§ **Exercise material**
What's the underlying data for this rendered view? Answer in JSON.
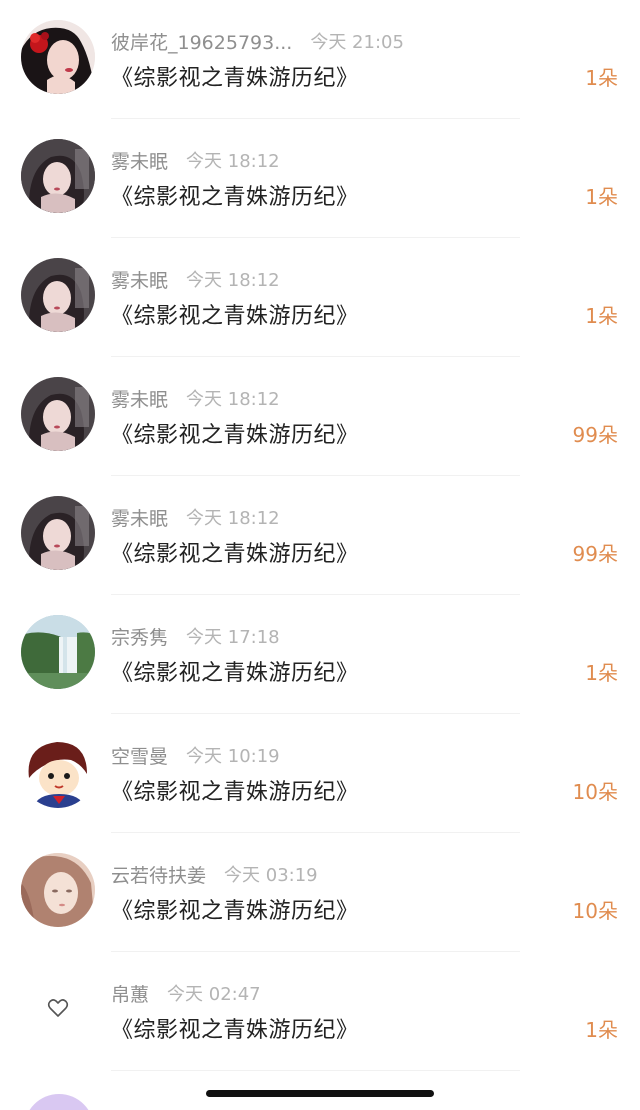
{
  "colors": {
    "count_accent": "#e08c4f",
    "name_gray": "#8f8f8f",
    "time_gray": "#b4b4b4",
    "title_text": "#222222"
  },
  "items": [
    {
      "name": "彼岸花_19625793...",
      "time": "今天 21:05",
      "title": "《综影视之青姝游历纪》",
      "count": "1朵",
      "avatar": "red-flower-girl-avatar"
    },
    {
      "name": "雾未眠",
      "time": "今天 18:12",
      "title": "《综影视之青姝游历纪》",
      "count": "1朵",
      "avatar": "dark-hair-girl-avatar"
    },
    {
      "name": "雾未眠",
      "time": "今天 18:12",
      "title": "《综影视之青姝游历纪》",
      "count": "1朵",
      "avatar": "dark-hair-girl-avatar"
    },
    {
      "name": "雾未眠",
      "time": "今天 18:12",
      "title": "《综影视之青姝游历纪》",
      "count": "99朵",
      "avatar": "dark-hair-girl-avatar"
    },
    {
      "name": "雾未眠",
      "time": "今天 18:12",
      "title": "《综影视之青姝游历纪》",
      "count": "99朵",
      "avatar": "dark-hair-girl-avatar"
    },
    {
      "name": "宗秀隽",
      "time": "今天 17:18",
      "title": "《综影视之青姝游历纪》",
      "count": "1朵",
      "avatar": "waterfall-avatar"
    },
    {
      "name": "空雪曼",
      "time": "今天 10:19",
      "title": "《综影视之青姝游历纪》",
      "count": "10朵",
      "avatar": "cartoon-girl-avatar"
    },
    {
      "name": "云若待扶姜",
      "time": "今天 03:19",
      "title": "《综影视之青姝游历纪》",
      "count": "10朵",
      "avatar": "pale-girl-avatar"
    },
    {
      "name": "帛蕙",
      "time": "今天 02:47",
      "title": "《综影视之青姝游历纪》",
      "count": "1朵",
      "avatar": "heart-icon"
    }
  ]
}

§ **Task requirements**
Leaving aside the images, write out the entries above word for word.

§ **The completed task**
What's the underlying data for this rendered view? Answer in JSON.
{
  "colors": {
    "count_accent": "#e08c4f",
    "name_gray": "#8f8f8f",
    "time_gray": "#b4b4b4",
    "title_text": "#222222"
  },
  "items": [
    {
      "name": "彼岸花_19625793...",
      "time": "今天 21:05",
      "title": "《综影视之青姝游历纪》",
      "count": "1朵",
      "avatar": "red-flower-girl-avatar"
    },
    {
      "name": "雾未眠",
      "time": "今天 18:12",
      "title": "《综影视之青姝游历纪》",
      "count": "1朵",
      "avatar": "dark-hair-girl-avatar"
    },
    {
      "name": "雾未眠",
      "time": "今天 18:12",
      "title": "《综影视之青姝游历纪》",
      "count": "1朵",
      "avatar": "dark-hair-girl-avatar"
    },
    {
      "name": "雾未眠",
      "time": "今天 18:12",
      "title": "《综影视之青姝游历纪》",
      "count": "99朵",
      "avatar": "dark-hair-girl-avatar"
    },
    {
      "name": "雾未眠",
      "time": "今天 18:12",
      "title": "《综影视之青姝游历纪》",
      "count": "99朵",
      "avatar": "dark-hair-girl-avatar"
    },
    {
      "name": "宗秀隽",
      "time": "今天 17:18",
      "title": "《综影视之青姝游历纪》",
      "count": "1朵",
      "avatar": "waterfall-avatar"
    },
    {
      "name": "空雪曼",
      "time": "今天 10:19",
      "title": "《综影视之青姝游历纪》",
      "count": "10朵",
      "avatar": "cartoon-girl-avatar"
    },
    {
      "name": "云若待扶姜",
      "time": "今天 03:19",
      "title": "《综影视之青姝游历纪》",
      "count": "10朵",
      "avatar": "pale-girl-avatar"
    },
    {
      "name": "帛蕙",
      "time": "今天 02:47",
      "title": "《综影视之青姝游历纪》",
      "count": "1朵",
      "avatar": "heart-icon"
    }
  ]
}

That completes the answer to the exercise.